» PROMPT: Repeat every record below exactly, leaving out the pictures.

(Element data from apps and pages)
________________________________________
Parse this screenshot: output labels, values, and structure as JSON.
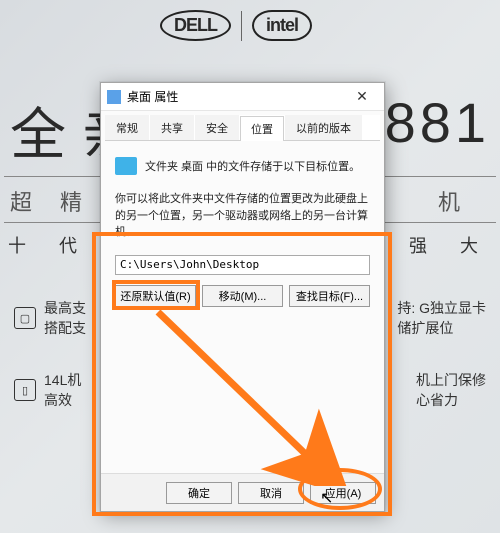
{
  "background": {
    "logo_dell": "D⁠ELL",
    "logo_intel": "intel",
    "headline_left": "全 亲",
    "headline_right": "881",
    "sub_left": "超",
    "sub_mid": "精",
    "sub_right": "式 机",
    "tagline_left": "十 代",
    "tagline_right": "的 强 大",
    "spec1a": "最高支",
    "spec1b": "搭配支",
    "spec1r_a": "持: G独立显卡",
    "spec1r_b": "储扩展位",
    "spec2a": "14L机",
    "spec2b": "高效",
    "spec2r_a": "机上门保修",
    "spec2r_b": "心省力"
  },
  "dialog": {
    "title": "桌面 属性",
    "tabs": {
      "general": "常规",
      "share": "共享",
      "security": "安全",
      "location": "位置",
      "previous": "以前的版本"
    },
    "line1": "文件夹 桌面 中的文件存储于以下目标位置。",
    "info": "你可以将此文件夹中文件存储的位置更改为此硬盘上的另一个位置，另一个驱动器或网络上的另一台计算机。",
    "path": "C:\\Users\\John\\Desktop",
    "btn_restore": "还原默认值(R)",
    "btn_move": "移动(M)...",
    "btn_find": "查找目标(F)...",
    "btn_ok": "确定",
    "btn_cancel": "取消",
    "btn_apply": "应用(A)"
  },
  "annotation": {
    "color": "#ff7a1a"
  }
}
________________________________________
» RESPONSE BOX:
Parse this screenshot: output labels, values, and structure as JSON.
{
  "background": {
    "logo_dell": "D⁠ELL",
    "logo_intel": "intel",
    "headline_left": "全 亲",
    "headline_right": "881",
    "sub_left": "超",
    "sub_mid": "精",
    "sub_right": "式 机",
    "tagline_left": "十 代",
    "tagline_right": "的 强 大",
    "spec1a": "最高支",
    "spec1b": "搭配支",
    "spec1r_a": "持: G独立显卡",
    "spec1r_b": "储扩展位",
    "spec2a": "14L机",
    "spec2b": "高效",
    "spec2r_a": "机上门保修",
    "spec2r_b": "心省力"
  },
  "dialog": {
    "title": "桌面 属性",
    "tabs": {
      "general": "常规",
      "share": "共享",
      "security": "安全",
      "location": "位置",
      "previous": "以前的版本"
    },
    "line1": "文件夹 桌面 中的文件存储于以下目标位置。",
    "info": "你可以将此文件夹中文件存储的位置更改为此硬盘上的另一个位置，另一个驱动器或网络上的另一台计算机。",
    "path": "C:\\Users\\John\\Desktop",
    "btn_restore": "还原默认值(R)",
    "btn_move": "移动(M)...",
    "btn_find": "查找目标(F)...",
    "btn_ok": "确定",
    "btn_cancel": "取消",
    "btn_apply": "应用(A)"
  },
  "annotation": {
    "color": "#ff7a1a"
  }
}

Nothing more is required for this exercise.